Wednesday, 7 December 2016

Manent Mercredi #5: contra René Girard

From Le Regard Politique, my translation. (The English version of the work is Seeing Things Politically.)

If I might put it this way, Girard brings with him the apocalypse of social science, 'apocalypse' meaning, as you know, 'revelation'.

I'm not going to lay out, this isn't the place, the thought of Girard, but just some of his principles in order to explain my attitude to him. For Girard, human civilisation rests on the mechanism of the scapegoat: human beings, naturally prone to violence, to random violence, become reconciled by putting to death the scapegoat...Such is the violent origin, the violent root of every human civilisation, according to Girard.

Now, Christianity puts an end to this violent ritual of civilisation. for, according to Girard, it reveals the secret of the human world, the secret of human civilisation, the secret which all civilisations and religions before Christianity have failed to recognise: the victim is innocent....

I have always found this doctrine powerful, impressive, and at the same time, it has always seemed to me untenable and even dangerous. For naturally, one of its consequences, or one of the presuppositions of this doctrine, is that the human order has no substance or legitimacy of its own; in any case, the political order loses any substance and legitimacy because, if the basis of the truth of civilisation, of human society, is random violence and we are all the same, then there is no reason to distinguish between political societies, between political regimes, to recognise that any particular regime is nevertheless better than another, or that some cause is more just, even if only a little more just than another cause...

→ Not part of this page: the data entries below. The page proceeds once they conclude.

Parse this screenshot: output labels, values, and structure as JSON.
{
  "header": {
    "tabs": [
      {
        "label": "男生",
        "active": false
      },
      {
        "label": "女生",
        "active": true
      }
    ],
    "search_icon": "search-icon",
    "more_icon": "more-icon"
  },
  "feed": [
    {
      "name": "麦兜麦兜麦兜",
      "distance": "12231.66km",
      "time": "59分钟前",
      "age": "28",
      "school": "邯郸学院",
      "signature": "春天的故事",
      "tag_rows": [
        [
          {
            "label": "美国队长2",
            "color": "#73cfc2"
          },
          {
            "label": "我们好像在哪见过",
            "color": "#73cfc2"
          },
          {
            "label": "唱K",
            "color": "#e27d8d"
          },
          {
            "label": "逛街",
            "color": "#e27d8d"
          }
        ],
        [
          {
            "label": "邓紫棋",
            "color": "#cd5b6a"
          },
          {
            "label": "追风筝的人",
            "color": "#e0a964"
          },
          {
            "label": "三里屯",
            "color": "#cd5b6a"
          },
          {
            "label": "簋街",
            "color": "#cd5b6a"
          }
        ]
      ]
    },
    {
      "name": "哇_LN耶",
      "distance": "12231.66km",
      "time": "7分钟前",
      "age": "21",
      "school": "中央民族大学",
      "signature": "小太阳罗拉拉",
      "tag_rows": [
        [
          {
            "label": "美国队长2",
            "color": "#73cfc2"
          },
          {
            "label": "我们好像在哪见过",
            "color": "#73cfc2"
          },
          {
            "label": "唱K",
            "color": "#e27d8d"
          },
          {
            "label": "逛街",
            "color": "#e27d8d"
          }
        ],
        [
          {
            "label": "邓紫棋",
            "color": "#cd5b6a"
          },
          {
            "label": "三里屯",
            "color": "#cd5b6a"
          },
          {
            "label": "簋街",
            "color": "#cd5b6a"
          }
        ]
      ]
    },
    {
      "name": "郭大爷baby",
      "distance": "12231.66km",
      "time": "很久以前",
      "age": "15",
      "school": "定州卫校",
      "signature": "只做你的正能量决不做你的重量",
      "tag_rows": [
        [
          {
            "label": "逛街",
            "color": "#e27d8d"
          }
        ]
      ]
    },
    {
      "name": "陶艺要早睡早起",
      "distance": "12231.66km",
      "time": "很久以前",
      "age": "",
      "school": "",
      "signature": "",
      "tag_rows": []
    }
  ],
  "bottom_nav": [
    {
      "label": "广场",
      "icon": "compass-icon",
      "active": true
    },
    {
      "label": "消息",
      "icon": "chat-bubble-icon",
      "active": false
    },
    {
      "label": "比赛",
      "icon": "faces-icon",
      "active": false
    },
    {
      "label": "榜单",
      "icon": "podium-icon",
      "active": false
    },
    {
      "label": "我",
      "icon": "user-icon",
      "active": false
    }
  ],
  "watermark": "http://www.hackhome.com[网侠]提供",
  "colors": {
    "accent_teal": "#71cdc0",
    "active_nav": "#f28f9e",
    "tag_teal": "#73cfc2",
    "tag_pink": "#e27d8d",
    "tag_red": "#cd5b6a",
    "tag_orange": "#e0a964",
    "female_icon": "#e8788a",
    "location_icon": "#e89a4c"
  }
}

You are therefore led, in a situation where you make an equivalence between the enemy and us, to give preference to the enemy. It is this which I describe as the perverse tendency of a certain sort of Christianity with respect to politics. It transforms in an overly quick and unwise way the Christian claim that we are in a sense all sinners into a political claim destructive of any political morality: ultimately, between human causes, there is no difference in justice or in honour.



Manent's dislike of Girard lies in the way that Girard depoliticises politics. Rather than the difficult but important art of politics in exploring how to govern as well as possible in difficult and confusing circumstances, Girard substitutes a religious desire to cure politics.

As well as displaying Manent's usual suspicion of the drive to replace the political attitude by morality or spirituality, this also hints at the important role played in political thinking by respecting the existence of genuine and unresolvable tensions. There are better and worse uses of violence and better and worse objects of hostility: to wish these away is indulge in fantasy rather than to accept a lived tension between the demands of Christian revelation and human political reason, between politics and religion.

See also From “René Girard’s Lesson of Shadows” by Pierre Manent here.

Sunday, 27 November 2016

First Sunday of Advent

Almighty God, give us grace that we may cast away the works of darkness, and put upon us the armour of light, now in the time of this mortal life in which thy Son Jesus Christ came to visit us in great humility; that in the last day, when he shall come again in his glorious majesty to judge both the quick and the dead, we may rise to the life immortal; through him who liveth and reigneth with thee and the Holy Spirit, one God, for ever and ever. Amen.

Customary of Our Lady of Walsingham

And my favourite Advent hymn (from Lincoln Cathedral choir):

Wednesday, 23 November 2016

Manent Mercredi (4): Europeans are lost

This interview of Pierre Manent, former director of studies at the École des Hautes Études en Sciences Sociales in Paris, was conducted by the newspaper Il Foglio in the wake of the ISIS murder of Fr. Jacques Hamel. (English version from First Things.)

The French are exhausted, but they are first of all perplexed, lost. Things were not supposed to happen this way. … We had supposedly entered into the final stage of democracy where human rights would reign, ever more rights ever more rigorously observed. We had left behind the age of nations as well as that of religions, and we would henceforth be free individuals moving frictionless over the surface of the planet. … And now we see that religious affiliations and other collective attachments not only survive but return with a particular intensity. Everyone can see and feel this, but how can it be expressed when the only authorized language is that of individual rights? We have become supremely incapable of seeing what is right before our eyes. Meanwhile the ruling class, which is not a political but an ideological class, one that commands not what must be done but what must be said, goes on indefinitely about “values,” the “values of the republic,” the “values of democracy,” the “values of Europe.” This class has been largely discredited in the eyes of citizens, but it occupies all the positions of institutional responsibility, especially in the media, and nowhere does one find groups or individuals who give the impression of understanding what is happening or of being able to stand up to it. We have no more confidence in those who lead us than in ourselves. It is neither an excuse nor a consolation to say it, but the faults of the French are those of Europeans in general.